**YOUR TASK**:
Extract every line from the records below that contains the word "Enter".
╭─ MATERIALS PROVIDED
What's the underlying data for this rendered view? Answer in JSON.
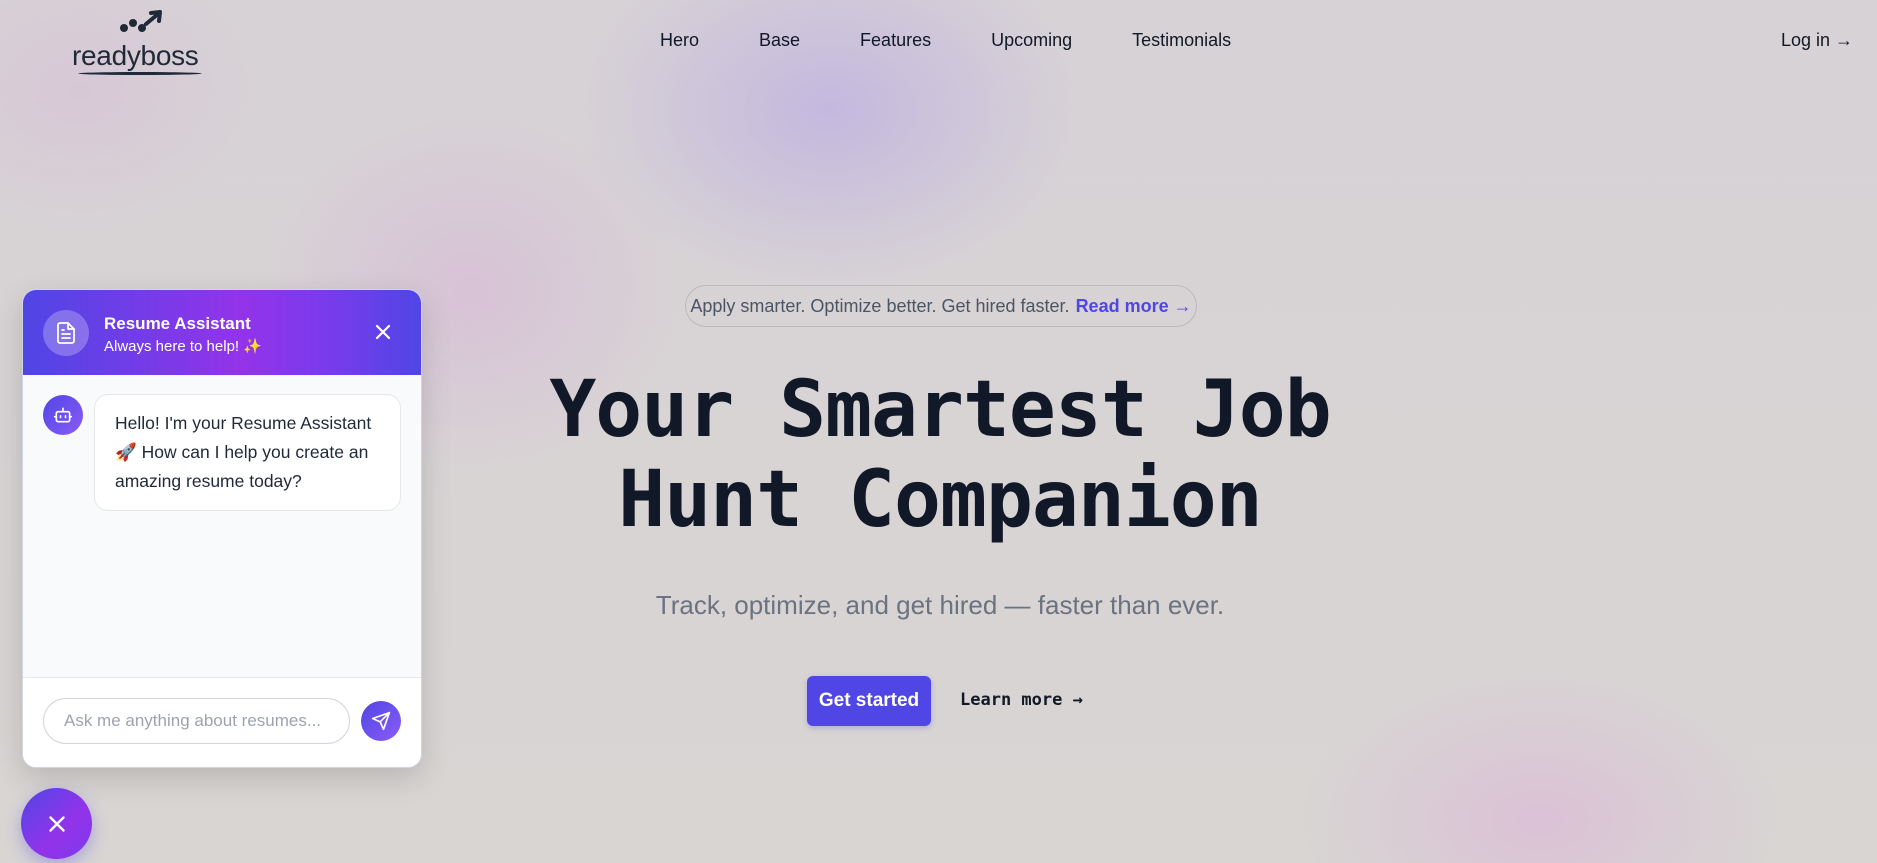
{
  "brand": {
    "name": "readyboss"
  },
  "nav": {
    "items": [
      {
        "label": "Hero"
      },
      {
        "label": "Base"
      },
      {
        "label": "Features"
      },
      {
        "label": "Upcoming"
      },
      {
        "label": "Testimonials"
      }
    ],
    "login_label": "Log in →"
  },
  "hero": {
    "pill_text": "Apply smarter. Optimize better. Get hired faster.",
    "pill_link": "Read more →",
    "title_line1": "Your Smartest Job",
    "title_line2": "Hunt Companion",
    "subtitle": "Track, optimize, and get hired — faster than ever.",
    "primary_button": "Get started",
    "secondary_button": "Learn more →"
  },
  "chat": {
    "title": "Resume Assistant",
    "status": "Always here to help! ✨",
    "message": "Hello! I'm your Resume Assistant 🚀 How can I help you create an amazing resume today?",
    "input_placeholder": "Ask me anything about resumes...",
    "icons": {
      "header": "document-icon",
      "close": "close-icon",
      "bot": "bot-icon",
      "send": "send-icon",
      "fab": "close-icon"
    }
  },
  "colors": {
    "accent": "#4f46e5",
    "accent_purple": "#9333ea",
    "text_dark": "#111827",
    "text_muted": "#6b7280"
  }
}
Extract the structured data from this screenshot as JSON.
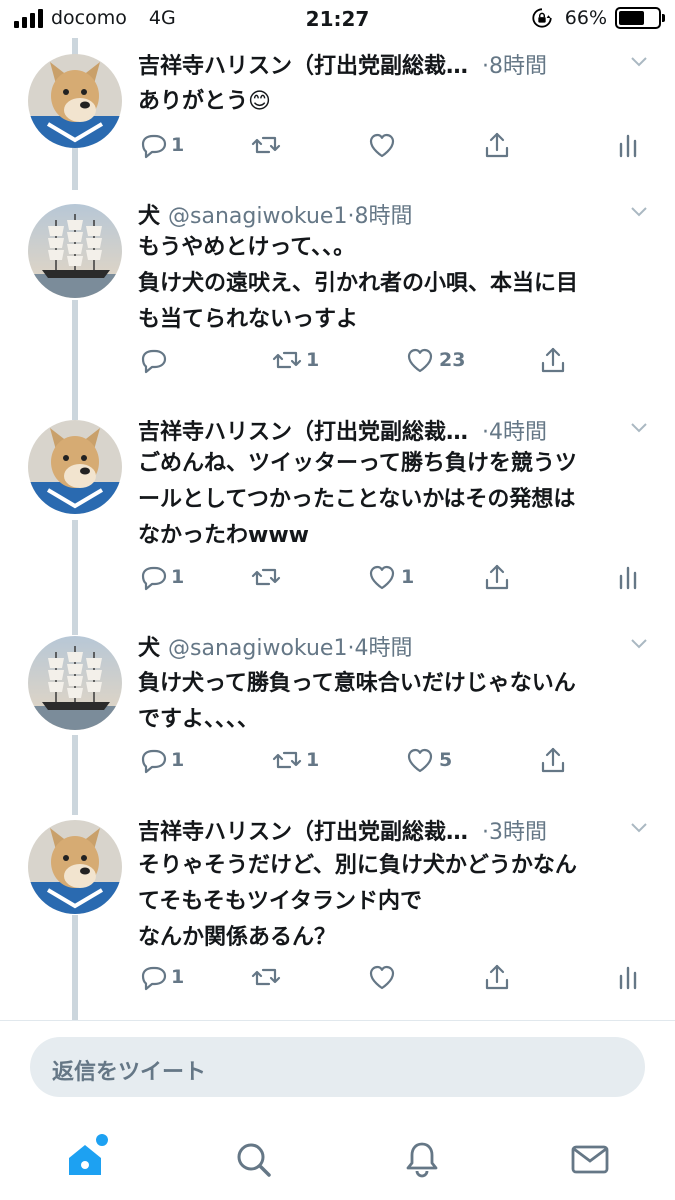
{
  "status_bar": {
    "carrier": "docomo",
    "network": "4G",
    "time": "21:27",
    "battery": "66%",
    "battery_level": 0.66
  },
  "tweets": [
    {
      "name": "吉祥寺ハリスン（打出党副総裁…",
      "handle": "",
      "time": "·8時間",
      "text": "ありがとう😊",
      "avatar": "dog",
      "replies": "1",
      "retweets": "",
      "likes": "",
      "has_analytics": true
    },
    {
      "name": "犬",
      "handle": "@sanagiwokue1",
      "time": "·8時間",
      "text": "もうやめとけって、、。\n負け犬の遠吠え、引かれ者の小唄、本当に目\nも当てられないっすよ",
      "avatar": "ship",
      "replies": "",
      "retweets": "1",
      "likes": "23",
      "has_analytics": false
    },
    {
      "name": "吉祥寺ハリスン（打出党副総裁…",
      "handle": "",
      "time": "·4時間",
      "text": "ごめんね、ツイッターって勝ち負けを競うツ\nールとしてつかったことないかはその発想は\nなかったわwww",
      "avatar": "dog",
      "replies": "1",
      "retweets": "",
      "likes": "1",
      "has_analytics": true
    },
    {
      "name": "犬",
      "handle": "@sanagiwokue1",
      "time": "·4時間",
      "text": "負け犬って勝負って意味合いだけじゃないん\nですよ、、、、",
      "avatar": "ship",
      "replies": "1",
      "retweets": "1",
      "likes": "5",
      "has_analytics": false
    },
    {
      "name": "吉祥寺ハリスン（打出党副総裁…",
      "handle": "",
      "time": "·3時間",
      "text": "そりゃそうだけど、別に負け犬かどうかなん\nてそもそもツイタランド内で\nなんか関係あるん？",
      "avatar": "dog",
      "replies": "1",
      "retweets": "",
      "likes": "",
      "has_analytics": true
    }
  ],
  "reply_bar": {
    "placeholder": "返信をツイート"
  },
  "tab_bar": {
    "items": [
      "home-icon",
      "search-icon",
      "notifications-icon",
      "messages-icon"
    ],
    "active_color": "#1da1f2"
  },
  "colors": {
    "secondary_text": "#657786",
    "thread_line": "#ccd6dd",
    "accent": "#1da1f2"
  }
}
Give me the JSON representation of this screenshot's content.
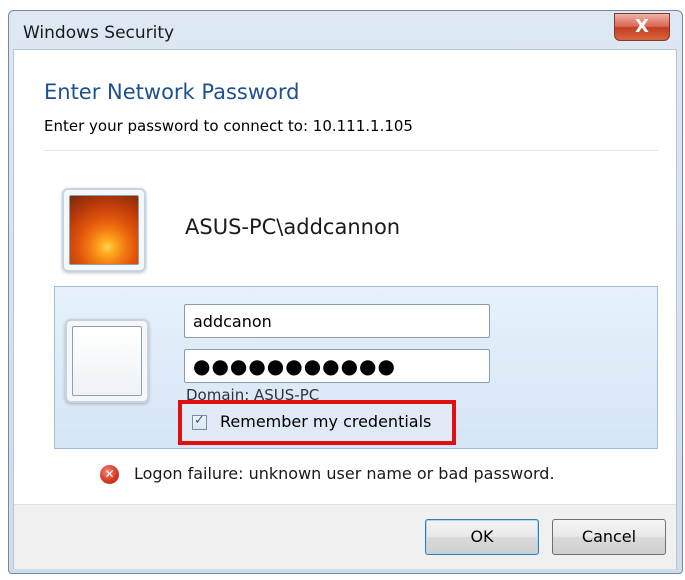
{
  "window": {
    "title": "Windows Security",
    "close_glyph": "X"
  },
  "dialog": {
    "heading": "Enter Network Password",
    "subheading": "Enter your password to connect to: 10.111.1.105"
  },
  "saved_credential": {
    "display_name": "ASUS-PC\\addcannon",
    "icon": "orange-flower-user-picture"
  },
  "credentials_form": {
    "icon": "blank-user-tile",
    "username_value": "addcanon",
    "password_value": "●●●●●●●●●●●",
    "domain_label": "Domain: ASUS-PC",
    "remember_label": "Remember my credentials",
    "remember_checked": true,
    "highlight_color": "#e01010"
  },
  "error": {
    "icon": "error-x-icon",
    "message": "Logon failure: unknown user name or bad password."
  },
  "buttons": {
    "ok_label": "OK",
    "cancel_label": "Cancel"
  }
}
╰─
**RESULT FOR THIS EXERCISE**:
    "heading": "Enter Network Password",
    "subheading": "Enter your password to connect to: 10.111.1.105"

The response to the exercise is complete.